Birthday parties offer a great opportunity to offer or take part in different activities. Room decoration, cake baking and decoration, and party games are just a few of the different ways to get residents busy. The party might be private for the resident and his or her family members and closest friends, or open to all of the fellow residents. The socialization aspect will be beneficial for the honouree as well as the guests.
3. Card Games and Board Games
Residents can group together according to friendships or randomly in order to play games at varying levels, from Yahtzee to Bingo, Poker, Monopoly, Bridge, Cribbage, and even Candy Land. The great thing about cards and board games is they are social while also benefitting the residents’ cognitive abilities.
4. Exercise Classes
Exercise classes might range from gentle calisthenics, yoga, and even the Wii Fit gaming system that helps encourage participants stay active. Kicking and bouncing beach balls is possible even for those seated residents, and exercises can be tailored to each person’s level of ability and range of motion.

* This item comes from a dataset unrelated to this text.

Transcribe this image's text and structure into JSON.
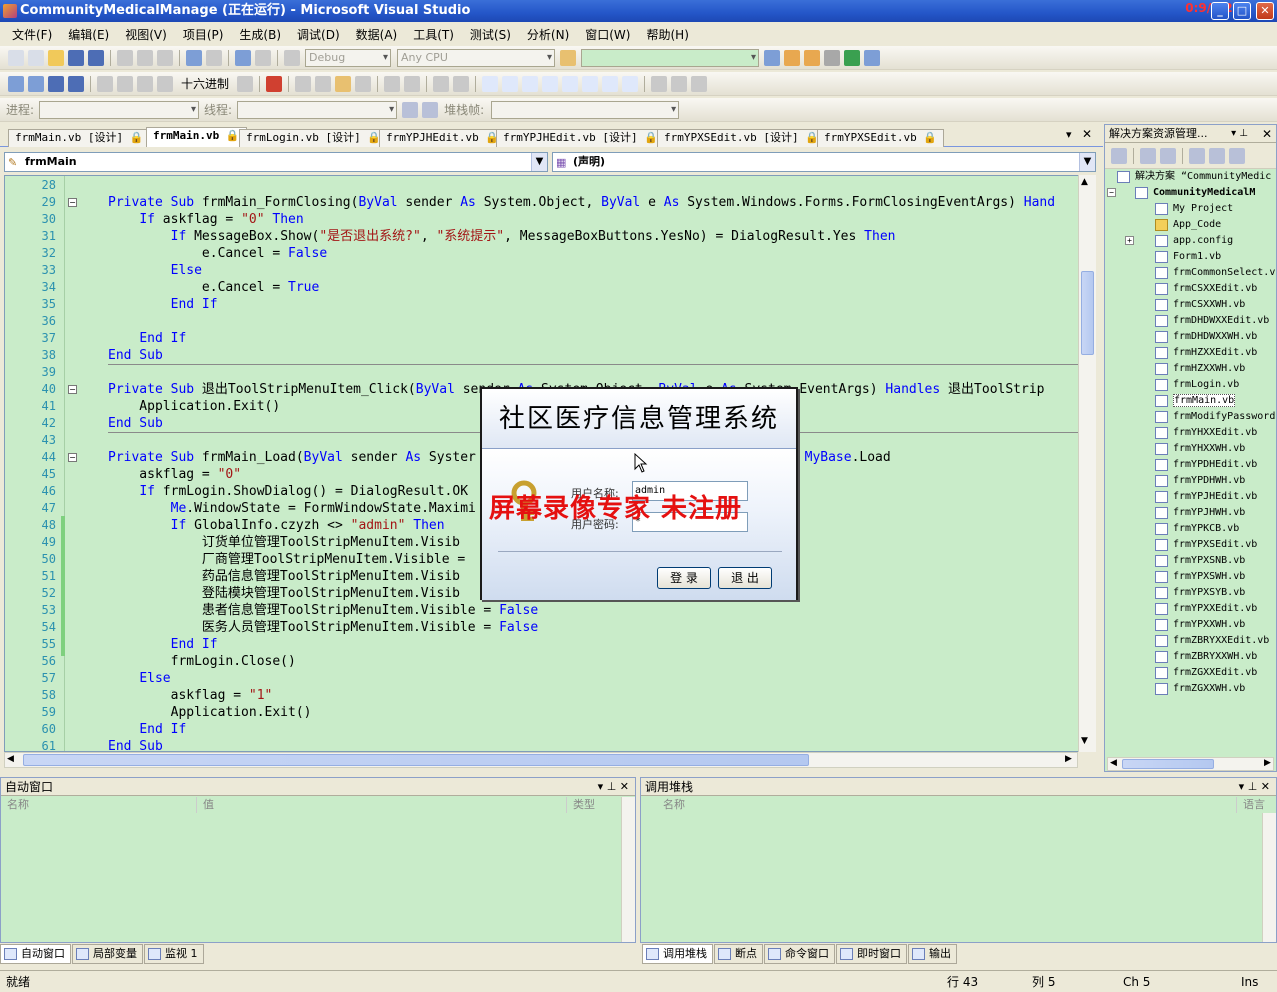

5. Stretching or Resistance Training
Residents might use small hand weights or resistant bands to help stretch, strengthen, and tone their arms and legs. Weight-bearing exercises like squats and lunges help protect from osteoporosis.
6. Pet Therapy
This is a great chance for trained volunteers and their certified therapy pets to visit the residents. Holding a fluffy bunny or guinea pig, or petting a cat or dog can be very calming and therapeutic for animal lovers.
People who move into retirement homes often miss the sense of accomplishment that gardening can provide. If the space is available, gardening is a fantastic physical activity that gets participants out in the fresh air and sunshine. Whether it be an herb, fruit, flower, or ornamental garden, residents will enjoy tending it, either alone or alongside volunteers.
Crafts offer the chance to maintain or improve manual dexterity and are highly entertaining for residents who participate. In addition, residents can feel a sense of accomplishment and pride upon finishing. Just a few of the kinds of crafts you might see include rug hooking, painting, sewing, crocheting and knitting, leather crafts, and beading.